An employer who terminates an employee shortly after learning of their disability may be held liable for disability discrimination, which is unlawful under the Americans with Disabilities Act (ADA). If you believe you have been the victim of unlawful discrimination on the basis of your disability, you may wish to file a charge of disability discrimination with the Equal Employment Opportunity Commission (EEOC). Depending on your state of residence, this will need to be done within either 180 or 300 days of the date of the discriminatory act.
If an employee notifies their employer about their disability, requests reasonable accommodations, and they are terminated shortly afterward, their employer may be held liable for retaliation. Additionally, an employer in this situation may also be held liable for failing to provide a reasonable accommodation to a disabled employee.
To determine whether an adverse employment action is unlawful retaliation, the EEOC will examine the circumstances surrounding the event. The EEOC will investigate the situation to assess whether:
- The employee engaged in a protected activity;
- The employer took an adverse action against the employee; and
- Retaliation caused the employer’s action.
Requesting accommodations for a disability is a protected activity. Other protected activities include participating in an EEOC investigation and complaining to an employer about discrimination or harassment.
The facts of the situation will determine whether the adverse employment action was taken in response to the employee’s engagement in a protected activity. To succeed with a claim of retaliation, the employee will need to offer evidence that establishes causation between their request for accommodations and their termination. If an employer terminates an employee shortly after receiving a request for accommodations, it creates a strong inference that the adverse employment action was motivated by retaliation. An employer will need to justify the termination with a legitimate non-discriminatory reason to avoid liability for retaliation in these circumstances.
To succeed with a failure to accommodate claim, an employee must show that their requested accommodation was reasonable. An employer would need to establish that the requested accommodation would cause “undue hardship” to avoid liability for failing to provide the accommodation.

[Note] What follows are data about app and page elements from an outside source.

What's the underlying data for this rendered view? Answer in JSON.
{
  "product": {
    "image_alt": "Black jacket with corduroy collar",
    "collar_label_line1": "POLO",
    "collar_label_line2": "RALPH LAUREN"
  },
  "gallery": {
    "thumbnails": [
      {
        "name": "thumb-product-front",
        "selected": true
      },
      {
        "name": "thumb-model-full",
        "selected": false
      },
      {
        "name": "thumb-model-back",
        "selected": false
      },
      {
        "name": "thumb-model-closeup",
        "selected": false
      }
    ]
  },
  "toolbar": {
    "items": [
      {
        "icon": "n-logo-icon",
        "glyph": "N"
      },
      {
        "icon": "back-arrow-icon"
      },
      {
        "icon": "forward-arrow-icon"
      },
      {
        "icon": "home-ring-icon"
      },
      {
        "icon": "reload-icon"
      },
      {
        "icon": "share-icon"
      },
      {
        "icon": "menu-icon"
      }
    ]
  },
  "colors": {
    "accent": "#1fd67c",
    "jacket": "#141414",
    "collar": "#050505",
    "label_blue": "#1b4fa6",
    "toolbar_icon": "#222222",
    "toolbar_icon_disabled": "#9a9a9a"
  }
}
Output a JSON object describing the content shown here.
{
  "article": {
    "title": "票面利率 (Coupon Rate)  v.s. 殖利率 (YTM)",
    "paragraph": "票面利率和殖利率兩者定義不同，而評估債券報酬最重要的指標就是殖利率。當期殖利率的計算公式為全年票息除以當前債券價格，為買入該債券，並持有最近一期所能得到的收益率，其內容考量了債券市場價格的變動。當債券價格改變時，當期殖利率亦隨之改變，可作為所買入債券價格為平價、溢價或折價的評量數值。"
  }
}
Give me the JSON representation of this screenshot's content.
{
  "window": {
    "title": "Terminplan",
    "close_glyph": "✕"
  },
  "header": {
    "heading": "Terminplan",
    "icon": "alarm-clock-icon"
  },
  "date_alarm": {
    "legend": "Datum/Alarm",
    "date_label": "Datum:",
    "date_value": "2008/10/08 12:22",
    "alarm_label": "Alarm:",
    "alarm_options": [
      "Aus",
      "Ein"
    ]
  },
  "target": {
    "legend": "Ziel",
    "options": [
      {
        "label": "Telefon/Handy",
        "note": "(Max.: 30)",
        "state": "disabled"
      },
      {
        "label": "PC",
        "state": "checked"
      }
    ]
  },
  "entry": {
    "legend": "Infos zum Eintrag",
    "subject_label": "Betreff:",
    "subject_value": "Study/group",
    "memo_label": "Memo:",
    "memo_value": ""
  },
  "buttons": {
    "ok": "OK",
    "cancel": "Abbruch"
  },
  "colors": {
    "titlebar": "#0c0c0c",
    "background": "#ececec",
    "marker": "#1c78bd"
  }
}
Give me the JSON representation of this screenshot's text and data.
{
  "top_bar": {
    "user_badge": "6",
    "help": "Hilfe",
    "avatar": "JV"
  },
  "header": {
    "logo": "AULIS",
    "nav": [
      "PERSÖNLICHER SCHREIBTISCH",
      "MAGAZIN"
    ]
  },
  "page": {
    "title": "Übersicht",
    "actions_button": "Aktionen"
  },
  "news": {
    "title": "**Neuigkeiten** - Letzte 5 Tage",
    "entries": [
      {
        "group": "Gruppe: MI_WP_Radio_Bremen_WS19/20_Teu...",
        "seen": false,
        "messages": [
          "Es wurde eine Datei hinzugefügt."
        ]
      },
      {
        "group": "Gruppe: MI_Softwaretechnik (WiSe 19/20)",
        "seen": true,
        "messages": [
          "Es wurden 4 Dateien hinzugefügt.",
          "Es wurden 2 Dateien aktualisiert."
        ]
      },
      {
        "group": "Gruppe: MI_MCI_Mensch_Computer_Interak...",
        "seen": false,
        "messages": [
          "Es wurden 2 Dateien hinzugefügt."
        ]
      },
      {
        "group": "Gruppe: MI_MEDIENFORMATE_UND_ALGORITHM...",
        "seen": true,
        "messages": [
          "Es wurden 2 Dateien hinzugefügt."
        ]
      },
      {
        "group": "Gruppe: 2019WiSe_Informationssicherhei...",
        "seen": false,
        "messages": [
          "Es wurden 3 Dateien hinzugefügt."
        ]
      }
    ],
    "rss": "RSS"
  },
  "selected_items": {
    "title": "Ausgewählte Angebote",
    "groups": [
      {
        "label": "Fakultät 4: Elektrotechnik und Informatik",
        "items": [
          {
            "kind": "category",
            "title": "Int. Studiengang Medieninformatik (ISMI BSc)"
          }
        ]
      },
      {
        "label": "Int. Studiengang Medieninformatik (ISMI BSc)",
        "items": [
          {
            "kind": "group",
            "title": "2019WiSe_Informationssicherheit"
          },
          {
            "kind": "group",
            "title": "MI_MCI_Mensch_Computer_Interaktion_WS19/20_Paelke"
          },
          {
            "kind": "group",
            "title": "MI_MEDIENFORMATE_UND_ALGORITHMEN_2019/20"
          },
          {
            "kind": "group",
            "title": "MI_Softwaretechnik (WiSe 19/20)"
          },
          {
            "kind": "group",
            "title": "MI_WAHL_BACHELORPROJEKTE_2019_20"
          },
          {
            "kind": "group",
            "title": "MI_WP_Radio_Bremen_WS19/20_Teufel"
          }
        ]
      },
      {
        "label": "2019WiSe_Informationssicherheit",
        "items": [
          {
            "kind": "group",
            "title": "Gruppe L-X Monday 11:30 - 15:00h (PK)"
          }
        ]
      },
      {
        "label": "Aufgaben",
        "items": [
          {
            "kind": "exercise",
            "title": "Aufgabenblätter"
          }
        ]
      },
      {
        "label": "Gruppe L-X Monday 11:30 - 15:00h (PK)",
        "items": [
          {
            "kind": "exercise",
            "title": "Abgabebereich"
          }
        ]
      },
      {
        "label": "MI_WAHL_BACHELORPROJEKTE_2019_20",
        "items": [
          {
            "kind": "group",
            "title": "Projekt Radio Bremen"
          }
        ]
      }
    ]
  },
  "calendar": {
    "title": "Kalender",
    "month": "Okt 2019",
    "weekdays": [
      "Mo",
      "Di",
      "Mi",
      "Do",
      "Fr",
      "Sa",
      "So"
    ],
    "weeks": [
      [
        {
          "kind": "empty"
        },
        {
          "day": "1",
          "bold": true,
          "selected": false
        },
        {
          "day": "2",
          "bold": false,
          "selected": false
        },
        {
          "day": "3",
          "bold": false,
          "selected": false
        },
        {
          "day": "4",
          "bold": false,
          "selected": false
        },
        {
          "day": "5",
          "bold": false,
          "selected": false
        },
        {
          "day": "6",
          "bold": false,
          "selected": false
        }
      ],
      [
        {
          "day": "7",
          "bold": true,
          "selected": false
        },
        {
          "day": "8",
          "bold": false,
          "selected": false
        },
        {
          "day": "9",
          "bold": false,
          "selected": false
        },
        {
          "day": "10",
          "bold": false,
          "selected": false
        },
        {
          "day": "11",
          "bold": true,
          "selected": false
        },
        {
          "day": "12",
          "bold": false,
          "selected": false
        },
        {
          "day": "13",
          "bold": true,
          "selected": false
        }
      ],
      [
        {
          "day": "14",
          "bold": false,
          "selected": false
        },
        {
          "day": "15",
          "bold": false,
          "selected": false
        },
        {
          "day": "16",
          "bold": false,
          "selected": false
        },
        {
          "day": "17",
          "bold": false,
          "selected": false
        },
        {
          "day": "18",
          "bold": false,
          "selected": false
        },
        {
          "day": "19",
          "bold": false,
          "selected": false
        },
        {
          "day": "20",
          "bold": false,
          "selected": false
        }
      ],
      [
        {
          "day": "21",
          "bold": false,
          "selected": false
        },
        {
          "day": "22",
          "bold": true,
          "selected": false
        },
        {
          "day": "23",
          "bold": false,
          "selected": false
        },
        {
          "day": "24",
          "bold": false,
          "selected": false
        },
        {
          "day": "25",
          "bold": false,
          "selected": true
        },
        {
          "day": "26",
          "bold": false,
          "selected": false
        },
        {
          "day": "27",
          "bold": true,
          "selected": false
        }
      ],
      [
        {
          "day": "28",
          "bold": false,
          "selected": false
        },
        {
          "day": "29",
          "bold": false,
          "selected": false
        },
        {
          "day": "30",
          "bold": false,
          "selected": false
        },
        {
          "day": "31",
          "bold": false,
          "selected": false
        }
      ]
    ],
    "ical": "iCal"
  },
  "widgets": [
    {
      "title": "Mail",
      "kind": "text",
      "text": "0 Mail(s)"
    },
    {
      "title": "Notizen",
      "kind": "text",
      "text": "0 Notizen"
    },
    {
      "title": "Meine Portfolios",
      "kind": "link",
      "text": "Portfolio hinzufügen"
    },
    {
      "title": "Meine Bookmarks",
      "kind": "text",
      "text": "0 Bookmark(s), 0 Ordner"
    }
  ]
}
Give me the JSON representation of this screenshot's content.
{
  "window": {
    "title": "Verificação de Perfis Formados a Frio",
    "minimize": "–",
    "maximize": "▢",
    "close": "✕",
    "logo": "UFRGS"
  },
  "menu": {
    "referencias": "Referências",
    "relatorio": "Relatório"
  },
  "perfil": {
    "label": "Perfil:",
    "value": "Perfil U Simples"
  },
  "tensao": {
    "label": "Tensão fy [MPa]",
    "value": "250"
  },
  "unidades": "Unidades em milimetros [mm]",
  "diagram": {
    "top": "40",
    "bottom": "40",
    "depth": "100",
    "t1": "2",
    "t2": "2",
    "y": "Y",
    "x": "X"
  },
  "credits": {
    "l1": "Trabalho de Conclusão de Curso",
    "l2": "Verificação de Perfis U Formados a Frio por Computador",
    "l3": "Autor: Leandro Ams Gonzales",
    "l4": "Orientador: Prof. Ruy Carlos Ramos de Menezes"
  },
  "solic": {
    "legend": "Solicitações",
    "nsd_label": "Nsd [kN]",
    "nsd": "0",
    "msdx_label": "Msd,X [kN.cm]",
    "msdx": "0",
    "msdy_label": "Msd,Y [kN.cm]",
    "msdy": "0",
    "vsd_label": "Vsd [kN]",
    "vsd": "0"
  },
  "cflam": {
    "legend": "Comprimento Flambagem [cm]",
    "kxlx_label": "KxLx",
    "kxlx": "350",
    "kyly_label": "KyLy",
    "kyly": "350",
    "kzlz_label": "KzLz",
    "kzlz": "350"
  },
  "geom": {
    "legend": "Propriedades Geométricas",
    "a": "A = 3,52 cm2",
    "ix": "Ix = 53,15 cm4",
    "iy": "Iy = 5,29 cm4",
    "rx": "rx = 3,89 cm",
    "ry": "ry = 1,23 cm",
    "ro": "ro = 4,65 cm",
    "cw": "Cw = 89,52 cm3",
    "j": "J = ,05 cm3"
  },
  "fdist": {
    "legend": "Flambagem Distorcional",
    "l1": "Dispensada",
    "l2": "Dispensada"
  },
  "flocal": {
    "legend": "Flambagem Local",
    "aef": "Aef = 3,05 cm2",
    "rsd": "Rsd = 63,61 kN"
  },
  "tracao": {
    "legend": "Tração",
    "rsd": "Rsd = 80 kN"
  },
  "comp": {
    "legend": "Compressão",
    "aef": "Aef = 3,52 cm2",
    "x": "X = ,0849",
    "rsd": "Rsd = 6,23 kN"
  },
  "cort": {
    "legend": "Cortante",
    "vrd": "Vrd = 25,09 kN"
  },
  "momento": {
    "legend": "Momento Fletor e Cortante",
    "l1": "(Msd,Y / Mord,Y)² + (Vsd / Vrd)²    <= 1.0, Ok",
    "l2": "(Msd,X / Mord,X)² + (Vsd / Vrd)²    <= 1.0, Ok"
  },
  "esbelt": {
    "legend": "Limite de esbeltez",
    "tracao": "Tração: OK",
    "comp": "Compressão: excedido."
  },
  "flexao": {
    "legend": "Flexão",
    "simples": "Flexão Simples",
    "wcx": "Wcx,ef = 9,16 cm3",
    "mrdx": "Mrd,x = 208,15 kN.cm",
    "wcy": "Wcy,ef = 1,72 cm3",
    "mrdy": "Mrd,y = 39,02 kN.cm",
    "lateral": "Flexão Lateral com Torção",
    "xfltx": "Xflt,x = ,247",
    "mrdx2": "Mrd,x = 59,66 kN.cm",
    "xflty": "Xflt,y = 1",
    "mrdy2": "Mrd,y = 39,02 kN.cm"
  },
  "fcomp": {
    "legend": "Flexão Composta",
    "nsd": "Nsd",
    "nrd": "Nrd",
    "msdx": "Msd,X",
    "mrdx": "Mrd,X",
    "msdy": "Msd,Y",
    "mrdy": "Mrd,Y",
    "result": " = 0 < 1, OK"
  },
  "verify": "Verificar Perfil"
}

If you are experiencing disabling long-term symptoms of COVID-19 and you believe your employer has discriminated against you, you can get help through our Pandemic Legal Assistance Network (PLAN).